What to do →
Make an exact copy of all the entries shown below.

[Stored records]
☆ ☆ ☆ ☆ ☆ ☆ ☆
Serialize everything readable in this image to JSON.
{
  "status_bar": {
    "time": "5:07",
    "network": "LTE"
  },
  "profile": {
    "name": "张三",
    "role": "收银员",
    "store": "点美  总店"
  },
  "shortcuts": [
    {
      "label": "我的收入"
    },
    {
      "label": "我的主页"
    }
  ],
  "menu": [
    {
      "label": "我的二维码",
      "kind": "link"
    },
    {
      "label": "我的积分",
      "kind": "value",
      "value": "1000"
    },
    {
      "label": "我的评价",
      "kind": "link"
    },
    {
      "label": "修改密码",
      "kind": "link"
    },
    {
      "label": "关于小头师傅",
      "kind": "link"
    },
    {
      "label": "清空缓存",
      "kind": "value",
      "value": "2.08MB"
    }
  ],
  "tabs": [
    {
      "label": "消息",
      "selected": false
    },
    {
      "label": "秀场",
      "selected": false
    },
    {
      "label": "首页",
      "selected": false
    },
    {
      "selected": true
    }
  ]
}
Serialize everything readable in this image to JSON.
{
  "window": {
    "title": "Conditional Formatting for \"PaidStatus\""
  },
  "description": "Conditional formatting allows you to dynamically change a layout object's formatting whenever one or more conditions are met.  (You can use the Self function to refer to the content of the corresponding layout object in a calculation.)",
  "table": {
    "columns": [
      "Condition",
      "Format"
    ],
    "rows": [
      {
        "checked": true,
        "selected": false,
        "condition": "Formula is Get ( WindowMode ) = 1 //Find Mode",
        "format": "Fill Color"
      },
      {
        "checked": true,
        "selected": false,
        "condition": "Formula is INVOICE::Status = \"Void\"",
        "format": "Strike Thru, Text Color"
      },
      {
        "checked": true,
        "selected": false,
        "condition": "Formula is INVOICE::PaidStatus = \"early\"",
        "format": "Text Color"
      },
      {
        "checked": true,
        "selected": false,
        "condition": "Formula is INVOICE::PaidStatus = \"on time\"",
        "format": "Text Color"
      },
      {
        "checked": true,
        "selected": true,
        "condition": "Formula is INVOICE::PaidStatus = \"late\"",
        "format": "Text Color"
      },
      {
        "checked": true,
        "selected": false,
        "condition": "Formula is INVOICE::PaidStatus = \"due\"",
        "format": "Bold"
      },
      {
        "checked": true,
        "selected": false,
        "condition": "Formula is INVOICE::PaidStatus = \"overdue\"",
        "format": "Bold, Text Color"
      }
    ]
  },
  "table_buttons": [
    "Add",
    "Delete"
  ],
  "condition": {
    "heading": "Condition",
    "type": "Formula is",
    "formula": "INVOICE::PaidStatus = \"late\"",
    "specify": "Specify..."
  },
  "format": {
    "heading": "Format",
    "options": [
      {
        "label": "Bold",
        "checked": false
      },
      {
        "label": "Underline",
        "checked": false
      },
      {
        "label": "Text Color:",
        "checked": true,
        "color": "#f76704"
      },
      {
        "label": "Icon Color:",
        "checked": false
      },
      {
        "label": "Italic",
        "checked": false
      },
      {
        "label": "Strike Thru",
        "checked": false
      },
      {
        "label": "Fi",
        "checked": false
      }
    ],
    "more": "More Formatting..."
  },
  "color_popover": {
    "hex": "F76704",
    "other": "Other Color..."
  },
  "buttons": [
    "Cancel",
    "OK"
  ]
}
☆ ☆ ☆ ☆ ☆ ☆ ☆
Task solution →
Serialize everything readable in this image to JSON.
{
  "status_bar": {
    "time": "5:07",
    "network": "LTE"
  },
  "profile": {
    "name": "张三",
    "role": "收银员",
    "store": "点美  总店"
  },
  "shortcuts": [
    {
      "label": "我的收入"
    },
    {
      "label": "我的主页"
    }
  ],
  "menu": [
    {
      "label": "我的二维码",
      "kind": "link"
    },
    {
      "label": "我的积分",
      "kind": "value",
      "value": "1000"
    },
    {
      "label": "我的评价",
      "kind": "link"
    },
    {
      "label": "修改密码",
      "kind": "link"
    },
    {
      "label": "关于小头师傅",
      "kind": "link"
    },
    {
      "label": "清空缓存",
      "kind": "value",
      "value": "2.08MB"
    }
  ],
  "tabs": [
    {
      "label": "消息",
      "selected": false
    },
    {
      "label": "秀场",
      "selected": false
    },
    {
      "label": "首页",
      "selected": false
    },
    {
      "selected": true
    }
  ]
}
Serialize everything readable in this image to JSON.
{
  "window": {
    "title": "Conditional Formatting for \"PaidStatus\""
  },
  "description": "Conditional formatting allows you to dynamically change a layout object's formatting whenever one or more conditions are met.  (You can use the Self function to refer to the content of the corresponding layout object in a calculation.)",
  "table": {
    "columns": [
      "Condition",
      "Format"
    ],
    "rows": [
      {
        "checked": true,
        "selected": false,
        "condition": "Formula is Get ( WindowMode ) = 1 //Find Mode",
        "format": "Fill Color"
      },
      {
        "checked": true,
        "selected": false,
        "condition": "Formula is INVOICE::Status = \"Void\"",
        "format": "Strike Thru, Text Color"
      },
      {
        "checked": true,
        "selected": false,
        "condition": "Formula is INVOICE::PaidStatus = \"early\"",
        "format": "Text Color"
      },
      {
        "checked": true,
        "selected": false,
        "condition": "Formula is INVOICE::PaidStatus = \"on time\"",
        "format": "Text Color"
      },
      {
        "checked": true,
        "selected": true,
        "condition": "Formula is INVOICE::PaidStatus = \"late\"",
        "format": "Text Color"
      },
      {
        "checked": true,
        "selected": false,
        "condition": "Formula is INVOICE::PaidStatus = \"due\"",
        "format": "Bold"
      },
      {
        "checked": true,
        "selected": false,
        "condition": "Formula is INVOICE::PaidStatus = \"overdue\"",
        "format": "Bold, Text Color"
      }
    ]
  },
  "table_buttons": [
    "Add",
    "Delete"
  ],
  "condition": {
    "heading": "Condition",
    "type": "Formula is",
    "formula": "INVOICE::PaidStatus = \"late\"",
    "specify": "Specify..."
  },
  "format": {
    "heading": "Format",
    "options": [
      {
        "label": "Bold",
        "checked": false
      },
      {
        "label": "Underline",
        "checked": false
      },
      {
        "label": "Text Color:",
        "checked": true,
        "color": "#f76704"
      },
      {
        "label": "Icon Color:",
        "checked": false
      },
      {
        "label": "Italic",
        "checked": false
      },
      {
        "label": "Strike Thru",
        "checked": false
      },
      {
        "label": "Fi",
        "checked": false
      }
    ],
    "more": "More Formatting..."
  },
  "color_popover": {
    "hex": "F76704",
    "other": "Other Color..."
  },
  "buttons": [
    "Cancel",
    "OK"
  ]
}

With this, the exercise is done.